▸ **Task instructions**
Which lines in the records below contain the word "seller"? Report each of them.

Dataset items
========================================================================

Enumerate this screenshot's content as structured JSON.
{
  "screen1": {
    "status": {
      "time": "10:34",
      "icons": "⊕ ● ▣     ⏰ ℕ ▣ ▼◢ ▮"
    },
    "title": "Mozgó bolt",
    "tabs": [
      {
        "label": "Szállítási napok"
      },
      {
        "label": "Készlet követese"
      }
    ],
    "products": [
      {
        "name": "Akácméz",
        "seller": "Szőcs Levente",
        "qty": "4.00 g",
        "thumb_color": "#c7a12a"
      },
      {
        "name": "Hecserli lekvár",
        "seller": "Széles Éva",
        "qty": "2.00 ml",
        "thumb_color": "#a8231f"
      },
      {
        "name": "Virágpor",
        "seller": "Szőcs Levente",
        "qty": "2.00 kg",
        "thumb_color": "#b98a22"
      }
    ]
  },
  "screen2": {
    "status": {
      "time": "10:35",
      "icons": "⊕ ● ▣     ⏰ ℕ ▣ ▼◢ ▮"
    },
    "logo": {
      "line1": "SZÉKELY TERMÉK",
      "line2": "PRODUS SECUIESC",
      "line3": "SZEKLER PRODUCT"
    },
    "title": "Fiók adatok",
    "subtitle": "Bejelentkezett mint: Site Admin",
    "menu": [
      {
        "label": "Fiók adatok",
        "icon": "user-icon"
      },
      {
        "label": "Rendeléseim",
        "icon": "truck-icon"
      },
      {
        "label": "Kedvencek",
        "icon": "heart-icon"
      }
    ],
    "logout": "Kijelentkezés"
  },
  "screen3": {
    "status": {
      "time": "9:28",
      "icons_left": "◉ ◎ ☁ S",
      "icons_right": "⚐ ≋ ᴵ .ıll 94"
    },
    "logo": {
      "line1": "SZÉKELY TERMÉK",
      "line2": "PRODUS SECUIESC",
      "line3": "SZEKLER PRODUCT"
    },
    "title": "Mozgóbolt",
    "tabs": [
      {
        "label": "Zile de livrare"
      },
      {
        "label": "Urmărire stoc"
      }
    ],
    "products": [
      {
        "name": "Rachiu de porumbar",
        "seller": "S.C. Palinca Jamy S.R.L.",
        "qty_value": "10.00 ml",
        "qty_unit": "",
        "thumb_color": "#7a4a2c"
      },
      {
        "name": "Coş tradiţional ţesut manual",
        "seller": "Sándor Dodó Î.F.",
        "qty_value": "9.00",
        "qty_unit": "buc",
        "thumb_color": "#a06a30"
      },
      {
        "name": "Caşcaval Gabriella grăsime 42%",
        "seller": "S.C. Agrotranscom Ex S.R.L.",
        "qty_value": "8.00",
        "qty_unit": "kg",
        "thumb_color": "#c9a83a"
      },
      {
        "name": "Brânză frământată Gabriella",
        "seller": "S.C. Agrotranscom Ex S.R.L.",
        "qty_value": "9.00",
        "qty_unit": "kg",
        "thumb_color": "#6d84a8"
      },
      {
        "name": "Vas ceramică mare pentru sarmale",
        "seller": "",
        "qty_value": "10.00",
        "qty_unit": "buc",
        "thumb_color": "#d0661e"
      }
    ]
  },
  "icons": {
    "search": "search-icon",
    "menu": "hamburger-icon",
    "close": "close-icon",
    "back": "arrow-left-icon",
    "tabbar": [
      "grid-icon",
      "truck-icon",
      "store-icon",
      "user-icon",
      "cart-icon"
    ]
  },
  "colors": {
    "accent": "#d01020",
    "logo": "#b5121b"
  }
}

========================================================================

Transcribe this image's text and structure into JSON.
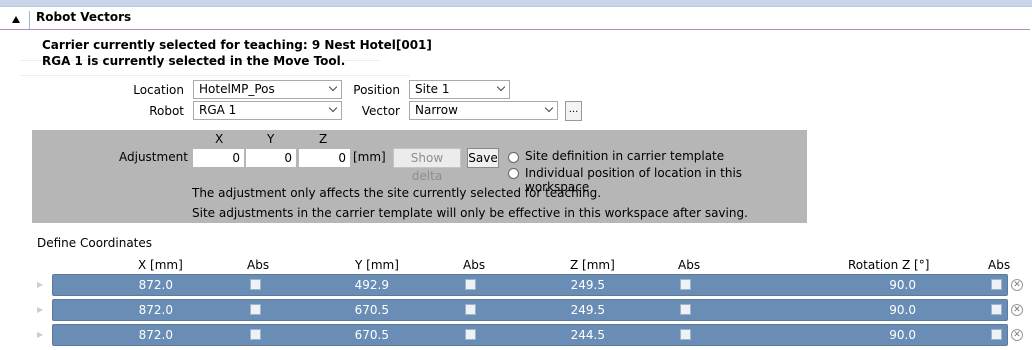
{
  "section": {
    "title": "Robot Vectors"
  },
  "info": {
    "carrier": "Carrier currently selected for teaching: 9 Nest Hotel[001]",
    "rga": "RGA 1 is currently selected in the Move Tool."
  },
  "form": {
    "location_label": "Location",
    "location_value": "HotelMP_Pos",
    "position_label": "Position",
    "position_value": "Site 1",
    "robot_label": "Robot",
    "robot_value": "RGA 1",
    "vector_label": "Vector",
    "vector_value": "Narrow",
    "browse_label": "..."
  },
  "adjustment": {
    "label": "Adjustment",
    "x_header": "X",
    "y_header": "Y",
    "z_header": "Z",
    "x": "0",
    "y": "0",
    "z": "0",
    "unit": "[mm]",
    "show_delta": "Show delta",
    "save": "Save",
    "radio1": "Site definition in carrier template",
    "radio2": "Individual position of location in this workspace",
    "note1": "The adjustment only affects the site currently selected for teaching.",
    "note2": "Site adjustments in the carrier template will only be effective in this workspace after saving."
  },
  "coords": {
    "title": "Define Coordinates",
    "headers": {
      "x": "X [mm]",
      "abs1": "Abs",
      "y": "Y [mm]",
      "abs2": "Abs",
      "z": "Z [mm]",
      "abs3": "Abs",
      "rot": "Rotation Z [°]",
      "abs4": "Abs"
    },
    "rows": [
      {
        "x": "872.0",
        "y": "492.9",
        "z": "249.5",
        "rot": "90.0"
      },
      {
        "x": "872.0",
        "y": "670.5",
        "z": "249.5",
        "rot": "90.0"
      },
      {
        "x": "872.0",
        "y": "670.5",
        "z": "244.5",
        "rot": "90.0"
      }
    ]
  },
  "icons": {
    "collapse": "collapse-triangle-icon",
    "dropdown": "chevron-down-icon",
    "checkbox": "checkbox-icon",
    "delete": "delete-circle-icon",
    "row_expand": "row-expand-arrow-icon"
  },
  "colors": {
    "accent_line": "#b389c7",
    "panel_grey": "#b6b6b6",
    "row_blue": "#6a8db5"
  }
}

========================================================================

▸ **Answer box**
        "seller": "Szőcs Levente",
        "seller": "Széles Éva",
        "seller": "Szőcs Levente",
        "seller": "S.C. Palinca Jamy S.R.L.",
        "seller": "Sándor Dodó Î.F.",
        "seller": "S.C. Agrotranscom Ex S.R.L.",
        "seller": "S.C. Agrotranscom Ex S.R.L.",
        "seller": "",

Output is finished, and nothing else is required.